Everyone tolerated Steve. Some even got a kick out of his antics: whenever a successful project was nearing launch, Steve would rush in to "rescue" it. He'd send off warning emails to everyone, saying the testing was not conclusive, the deployment plan was incomplete, and the code was riddled with bugs. Then he'd call for a "weekend crunch" to make things right and slave away as the project's sole martyr when no one else would come in. Granted, he would never actually check-in code or make any other changes, but he'd always take credit for the project. No one bought it, and that's why it was so funny. Well, funny until he was promoted to management.

Steve's new management role was to lead the software architects, who were responsible for designing all of the applications throughout the company. He believed in "leading by example" and wanted to show everyone that he knew what he was going. To do this, he'd need to come up with a new initiative. An impressive initiative. One that would simplify all development across the company. Then it hit him: Web Services.

No one was really sure where Web Services could be used. Well, other than Steve, of course. Steve's vision was to add a set of Web Services to each existing application so that data could be accessed in a uniform method by other applications. This way, if the Accounts Payable system ever needed to know who checked in some code to the Source Control system, it'd be a simple Web Service call. There was just one small thing Steve had to figure out: authorization.

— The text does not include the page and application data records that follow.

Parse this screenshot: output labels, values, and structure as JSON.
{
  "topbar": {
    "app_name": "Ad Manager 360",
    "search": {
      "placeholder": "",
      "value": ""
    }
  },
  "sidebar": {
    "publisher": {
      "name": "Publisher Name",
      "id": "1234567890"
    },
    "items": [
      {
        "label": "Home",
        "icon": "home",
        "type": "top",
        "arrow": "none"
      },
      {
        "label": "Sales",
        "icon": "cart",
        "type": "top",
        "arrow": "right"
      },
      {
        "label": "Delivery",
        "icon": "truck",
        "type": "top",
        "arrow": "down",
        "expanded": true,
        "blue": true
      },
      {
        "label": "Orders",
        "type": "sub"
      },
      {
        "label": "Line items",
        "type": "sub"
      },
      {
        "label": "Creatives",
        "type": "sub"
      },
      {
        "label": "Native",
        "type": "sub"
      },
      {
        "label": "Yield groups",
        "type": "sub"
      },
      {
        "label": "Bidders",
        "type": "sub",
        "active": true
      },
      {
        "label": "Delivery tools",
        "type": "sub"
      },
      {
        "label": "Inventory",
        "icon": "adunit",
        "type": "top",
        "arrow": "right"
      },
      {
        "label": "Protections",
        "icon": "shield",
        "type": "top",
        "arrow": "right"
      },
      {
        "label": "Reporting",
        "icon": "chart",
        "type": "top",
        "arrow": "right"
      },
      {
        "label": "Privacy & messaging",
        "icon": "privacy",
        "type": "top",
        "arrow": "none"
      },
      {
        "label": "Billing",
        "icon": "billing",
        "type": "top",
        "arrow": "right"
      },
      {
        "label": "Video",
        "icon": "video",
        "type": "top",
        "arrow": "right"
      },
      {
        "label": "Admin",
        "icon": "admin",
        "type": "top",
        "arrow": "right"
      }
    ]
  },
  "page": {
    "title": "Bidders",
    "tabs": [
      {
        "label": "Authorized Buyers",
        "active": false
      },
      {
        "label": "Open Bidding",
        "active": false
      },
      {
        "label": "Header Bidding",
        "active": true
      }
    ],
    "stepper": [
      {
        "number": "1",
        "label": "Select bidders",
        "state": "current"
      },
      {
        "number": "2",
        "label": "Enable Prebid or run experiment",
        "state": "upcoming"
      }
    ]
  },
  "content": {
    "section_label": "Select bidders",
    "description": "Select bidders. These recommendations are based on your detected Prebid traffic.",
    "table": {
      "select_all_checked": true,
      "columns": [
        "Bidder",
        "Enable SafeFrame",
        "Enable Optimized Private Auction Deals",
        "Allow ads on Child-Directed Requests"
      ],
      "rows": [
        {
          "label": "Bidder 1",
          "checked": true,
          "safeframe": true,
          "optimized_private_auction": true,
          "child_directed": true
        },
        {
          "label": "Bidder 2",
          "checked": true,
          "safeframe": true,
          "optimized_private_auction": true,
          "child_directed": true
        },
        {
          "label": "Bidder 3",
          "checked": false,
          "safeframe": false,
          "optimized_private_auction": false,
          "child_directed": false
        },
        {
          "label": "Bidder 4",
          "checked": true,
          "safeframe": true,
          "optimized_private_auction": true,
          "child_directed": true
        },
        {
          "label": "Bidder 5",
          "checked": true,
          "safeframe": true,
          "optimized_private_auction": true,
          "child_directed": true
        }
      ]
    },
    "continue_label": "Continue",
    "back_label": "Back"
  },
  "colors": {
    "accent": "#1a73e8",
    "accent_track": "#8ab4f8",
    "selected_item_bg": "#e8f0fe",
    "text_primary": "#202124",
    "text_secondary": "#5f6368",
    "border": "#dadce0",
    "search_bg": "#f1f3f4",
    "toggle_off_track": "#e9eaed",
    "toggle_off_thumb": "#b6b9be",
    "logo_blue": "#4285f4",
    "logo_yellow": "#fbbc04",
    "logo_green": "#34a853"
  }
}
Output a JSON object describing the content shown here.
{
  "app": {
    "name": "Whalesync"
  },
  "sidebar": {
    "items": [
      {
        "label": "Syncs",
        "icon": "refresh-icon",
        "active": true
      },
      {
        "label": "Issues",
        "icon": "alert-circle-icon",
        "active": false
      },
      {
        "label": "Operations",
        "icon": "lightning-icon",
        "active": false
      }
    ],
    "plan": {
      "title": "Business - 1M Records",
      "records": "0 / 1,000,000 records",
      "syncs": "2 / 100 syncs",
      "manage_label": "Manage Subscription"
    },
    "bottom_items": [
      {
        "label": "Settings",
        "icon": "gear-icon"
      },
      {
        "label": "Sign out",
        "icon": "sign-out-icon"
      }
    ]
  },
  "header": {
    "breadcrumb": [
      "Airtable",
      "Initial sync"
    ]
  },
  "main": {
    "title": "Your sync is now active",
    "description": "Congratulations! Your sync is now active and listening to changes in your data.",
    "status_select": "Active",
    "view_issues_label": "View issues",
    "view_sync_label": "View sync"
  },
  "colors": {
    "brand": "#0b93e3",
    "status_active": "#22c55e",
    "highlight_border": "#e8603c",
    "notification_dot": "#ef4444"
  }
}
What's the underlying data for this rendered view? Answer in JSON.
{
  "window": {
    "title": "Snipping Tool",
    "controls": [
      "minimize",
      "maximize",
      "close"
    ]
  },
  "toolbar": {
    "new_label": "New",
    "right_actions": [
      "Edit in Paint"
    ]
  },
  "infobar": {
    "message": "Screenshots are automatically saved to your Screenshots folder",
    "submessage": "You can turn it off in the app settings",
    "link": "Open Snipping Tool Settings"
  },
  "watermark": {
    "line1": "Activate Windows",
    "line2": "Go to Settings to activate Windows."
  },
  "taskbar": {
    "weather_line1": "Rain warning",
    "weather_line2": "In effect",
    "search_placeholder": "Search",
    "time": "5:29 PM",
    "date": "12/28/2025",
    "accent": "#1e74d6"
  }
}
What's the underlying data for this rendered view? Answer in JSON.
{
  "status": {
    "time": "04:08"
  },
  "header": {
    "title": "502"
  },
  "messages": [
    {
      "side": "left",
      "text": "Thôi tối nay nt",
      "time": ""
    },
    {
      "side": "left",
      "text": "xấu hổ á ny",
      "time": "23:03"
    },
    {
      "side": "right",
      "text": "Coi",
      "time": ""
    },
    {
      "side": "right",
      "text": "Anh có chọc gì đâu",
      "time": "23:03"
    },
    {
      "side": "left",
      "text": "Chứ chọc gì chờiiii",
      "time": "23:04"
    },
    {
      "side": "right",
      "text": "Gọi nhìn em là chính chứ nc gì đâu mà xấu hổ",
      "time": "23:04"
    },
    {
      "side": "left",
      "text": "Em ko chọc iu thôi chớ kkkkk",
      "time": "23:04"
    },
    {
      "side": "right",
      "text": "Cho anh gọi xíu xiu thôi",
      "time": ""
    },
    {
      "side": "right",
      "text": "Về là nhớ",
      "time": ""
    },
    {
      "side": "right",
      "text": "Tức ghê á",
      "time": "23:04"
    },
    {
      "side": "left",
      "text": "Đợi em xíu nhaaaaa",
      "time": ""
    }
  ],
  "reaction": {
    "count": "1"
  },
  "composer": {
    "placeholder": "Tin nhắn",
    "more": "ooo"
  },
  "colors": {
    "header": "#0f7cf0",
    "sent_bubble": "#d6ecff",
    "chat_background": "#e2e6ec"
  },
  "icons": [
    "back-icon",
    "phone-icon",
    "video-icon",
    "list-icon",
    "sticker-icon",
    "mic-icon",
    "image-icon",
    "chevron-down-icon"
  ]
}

Each application had different authorization rules that determined who was allowed to see what data and used Integrated Windows Authentication to determine who was making the request. The big problem with Integrated Windows Authentication, according to Steve, is that it's not a very Web-Servicey way of doing things. It's complicated to pass credentials "under" the Web Service layer -- be it Integrated Authentication or custom SOAP headers -- and Web Services are all about simplicity.

Steve's Web Service initiative called for all Web Services to allow anonymous access (for simplicity sake) and for each method to be of the following format:

[WebMethod]
public string WebRequest(string requestXml, string username, string passkey)
{
    if (passkey == "32foi$^")
    {
        return InternalWebRequest(requestXml, username);
    }
    else
    {
        return null;
    }
}

The requestXml parameter contained details about the data being requested, the username was the Windows Username, and the passkey was a password. Kind of. Sort of. Almost. Each Web Service needed to have a hard-coded "passkey" that the calling application would need to send in. This way, you could trust that the username being passed into the function was the real username. It was perfectly secure.

Unfortunately (for us), the submitter of this story didn't stick around long enough to see the Web Service initiative all the way through. He still keeps in touch with a former coworker and, last he heard, their latest challenge is finding a secure way to store all of the WebRequest passkeys in one place, without giving everyone access to all of them. They're thinking of building a Web Service to handle that ...